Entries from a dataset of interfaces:
=-=-=

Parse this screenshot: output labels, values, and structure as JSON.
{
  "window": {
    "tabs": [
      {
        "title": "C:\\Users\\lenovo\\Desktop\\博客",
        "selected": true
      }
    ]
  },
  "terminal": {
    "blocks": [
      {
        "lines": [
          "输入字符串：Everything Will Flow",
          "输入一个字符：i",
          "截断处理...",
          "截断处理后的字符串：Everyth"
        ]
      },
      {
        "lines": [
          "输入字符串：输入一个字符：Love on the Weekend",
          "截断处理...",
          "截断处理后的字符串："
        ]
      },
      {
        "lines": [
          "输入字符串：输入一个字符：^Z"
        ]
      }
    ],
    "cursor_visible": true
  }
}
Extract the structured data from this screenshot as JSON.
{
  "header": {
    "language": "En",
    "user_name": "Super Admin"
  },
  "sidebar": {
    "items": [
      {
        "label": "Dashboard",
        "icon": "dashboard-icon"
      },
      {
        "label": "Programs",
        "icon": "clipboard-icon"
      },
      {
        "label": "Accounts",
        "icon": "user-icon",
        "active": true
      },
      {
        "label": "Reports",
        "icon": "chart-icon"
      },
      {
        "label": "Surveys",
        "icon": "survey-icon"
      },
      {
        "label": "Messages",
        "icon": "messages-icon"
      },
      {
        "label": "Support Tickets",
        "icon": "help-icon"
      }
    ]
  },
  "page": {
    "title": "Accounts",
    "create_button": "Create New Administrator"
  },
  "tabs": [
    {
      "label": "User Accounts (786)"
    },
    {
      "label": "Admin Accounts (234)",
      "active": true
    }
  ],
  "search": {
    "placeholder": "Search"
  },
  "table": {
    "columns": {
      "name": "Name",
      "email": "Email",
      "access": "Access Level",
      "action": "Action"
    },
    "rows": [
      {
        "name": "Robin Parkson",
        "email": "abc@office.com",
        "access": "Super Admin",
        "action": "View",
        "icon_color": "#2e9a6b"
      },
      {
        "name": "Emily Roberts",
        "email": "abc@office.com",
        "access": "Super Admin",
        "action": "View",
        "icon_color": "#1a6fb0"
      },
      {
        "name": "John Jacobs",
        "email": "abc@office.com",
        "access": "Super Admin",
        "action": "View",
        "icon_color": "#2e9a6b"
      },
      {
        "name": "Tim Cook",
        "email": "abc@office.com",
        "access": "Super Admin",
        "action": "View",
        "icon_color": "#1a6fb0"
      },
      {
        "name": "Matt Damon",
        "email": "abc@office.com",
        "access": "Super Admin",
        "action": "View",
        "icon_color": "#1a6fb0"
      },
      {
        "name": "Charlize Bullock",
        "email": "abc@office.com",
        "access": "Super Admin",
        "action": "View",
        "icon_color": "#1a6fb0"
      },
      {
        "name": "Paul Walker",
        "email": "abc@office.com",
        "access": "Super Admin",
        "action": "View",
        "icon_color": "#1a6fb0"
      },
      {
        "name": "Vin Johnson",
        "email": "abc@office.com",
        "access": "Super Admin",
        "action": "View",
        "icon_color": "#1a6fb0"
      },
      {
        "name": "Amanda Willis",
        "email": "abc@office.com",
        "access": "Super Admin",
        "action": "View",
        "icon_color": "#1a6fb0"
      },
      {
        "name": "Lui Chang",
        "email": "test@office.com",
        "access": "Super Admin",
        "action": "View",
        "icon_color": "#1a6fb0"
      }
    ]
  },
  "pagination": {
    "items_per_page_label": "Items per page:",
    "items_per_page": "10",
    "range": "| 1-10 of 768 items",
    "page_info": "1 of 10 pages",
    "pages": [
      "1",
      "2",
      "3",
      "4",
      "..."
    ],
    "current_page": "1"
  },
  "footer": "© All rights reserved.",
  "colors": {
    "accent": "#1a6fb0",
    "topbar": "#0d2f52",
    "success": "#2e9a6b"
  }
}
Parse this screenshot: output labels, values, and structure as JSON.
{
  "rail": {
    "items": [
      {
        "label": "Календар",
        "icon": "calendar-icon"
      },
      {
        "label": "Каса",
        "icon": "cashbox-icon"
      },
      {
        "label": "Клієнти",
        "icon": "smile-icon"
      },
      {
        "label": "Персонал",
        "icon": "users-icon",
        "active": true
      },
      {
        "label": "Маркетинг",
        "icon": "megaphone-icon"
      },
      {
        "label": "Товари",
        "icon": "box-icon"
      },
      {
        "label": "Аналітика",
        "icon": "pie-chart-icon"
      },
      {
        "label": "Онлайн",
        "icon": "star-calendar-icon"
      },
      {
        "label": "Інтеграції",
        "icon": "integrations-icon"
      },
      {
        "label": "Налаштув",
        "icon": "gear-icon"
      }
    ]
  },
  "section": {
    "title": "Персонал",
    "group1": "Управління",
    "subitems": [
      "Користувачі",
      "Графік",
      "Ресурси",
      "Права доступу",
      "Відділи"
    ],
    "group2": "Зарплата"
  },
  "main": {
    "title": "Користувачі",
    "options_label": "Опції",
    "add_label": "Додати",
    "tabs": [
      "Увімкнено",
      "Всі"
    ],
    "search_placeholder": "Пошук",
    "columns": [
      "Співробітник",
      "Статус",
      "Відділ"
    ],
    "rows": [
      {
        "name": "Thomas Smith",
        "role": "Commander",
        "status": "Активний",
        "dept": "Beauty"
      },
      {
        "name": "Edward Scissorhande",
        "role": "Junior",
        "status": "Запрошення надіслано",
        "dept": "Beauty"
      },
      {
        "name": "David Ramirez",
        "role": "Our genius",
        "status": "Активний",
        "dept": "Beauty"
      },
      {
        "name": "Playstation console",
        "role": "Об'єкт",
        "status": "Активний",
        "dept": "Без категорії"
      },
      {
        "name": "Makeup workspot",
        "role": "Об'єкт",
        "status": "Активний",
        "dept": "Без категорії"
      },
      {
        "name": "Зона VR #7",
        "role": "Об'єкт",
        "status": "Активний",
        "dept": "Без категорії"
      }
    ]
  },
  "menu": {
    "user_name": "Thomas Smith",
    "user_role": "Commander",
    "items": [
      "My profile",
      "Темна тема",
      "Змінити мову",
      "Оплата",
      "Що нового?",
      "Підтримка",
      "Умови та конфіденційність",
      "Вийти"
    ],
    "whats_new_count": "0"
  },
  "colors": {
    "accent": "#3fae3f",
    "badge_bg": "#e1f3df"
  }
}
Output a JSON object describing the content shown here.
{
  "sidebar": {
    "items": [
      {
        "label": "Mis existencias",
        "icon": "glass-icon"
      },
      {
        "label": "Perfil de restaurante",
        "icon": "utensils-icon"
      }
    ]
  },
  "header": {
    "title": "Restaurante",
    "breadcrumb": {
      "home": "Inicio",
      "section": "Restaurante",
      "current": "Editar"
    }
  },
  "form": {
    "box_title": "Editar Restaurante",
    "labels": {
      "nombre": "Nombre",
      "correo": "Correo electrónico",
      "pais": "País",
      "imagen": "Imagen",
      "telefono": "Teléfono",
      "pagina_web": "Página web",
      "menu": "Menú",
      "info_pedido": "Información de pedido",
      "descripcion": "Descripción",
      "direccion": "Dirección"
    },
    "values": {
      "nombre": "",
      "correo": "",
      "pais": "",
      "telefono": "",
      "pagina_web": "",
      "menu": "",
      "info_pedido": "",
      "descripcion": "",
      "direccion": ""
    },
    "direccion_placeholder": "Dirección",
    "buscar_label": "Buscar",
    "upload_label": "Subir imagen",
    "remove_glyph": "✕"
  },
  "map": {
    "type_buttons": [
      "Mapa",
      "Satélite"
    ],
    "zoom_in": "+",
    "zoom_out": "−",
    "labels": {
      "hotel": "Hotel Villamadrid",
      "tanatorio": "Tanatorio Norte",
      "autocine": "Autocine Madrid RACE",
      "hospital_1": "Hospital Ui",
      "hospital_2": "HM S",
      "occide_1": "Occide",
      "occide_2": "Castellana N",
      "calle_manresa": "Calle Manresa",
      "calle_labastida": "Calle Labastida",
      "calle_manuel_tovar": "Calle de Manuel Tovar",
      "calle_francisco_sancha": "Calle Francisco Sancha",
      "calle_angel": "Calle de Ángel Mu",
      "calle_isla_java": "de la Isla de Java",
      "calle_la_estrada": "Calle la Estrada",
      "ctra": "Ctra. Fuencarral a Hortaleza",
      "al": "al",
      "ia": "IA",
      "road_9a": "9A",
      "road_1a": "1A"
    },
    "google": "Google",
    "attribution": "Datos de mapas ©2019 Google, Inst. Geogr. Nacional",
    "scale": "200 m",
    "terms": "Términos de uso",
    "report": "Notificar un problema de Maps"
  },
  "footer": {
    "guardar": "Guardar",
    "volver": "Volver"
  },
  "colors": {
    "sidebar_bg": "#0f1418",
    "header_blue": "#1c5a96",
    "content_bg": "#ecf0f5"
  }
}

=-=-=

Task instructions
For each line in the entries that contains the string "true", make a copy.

Result below
        "selected": true
    "cursor_visible": true
        "active": true
      "active": true
        "active": true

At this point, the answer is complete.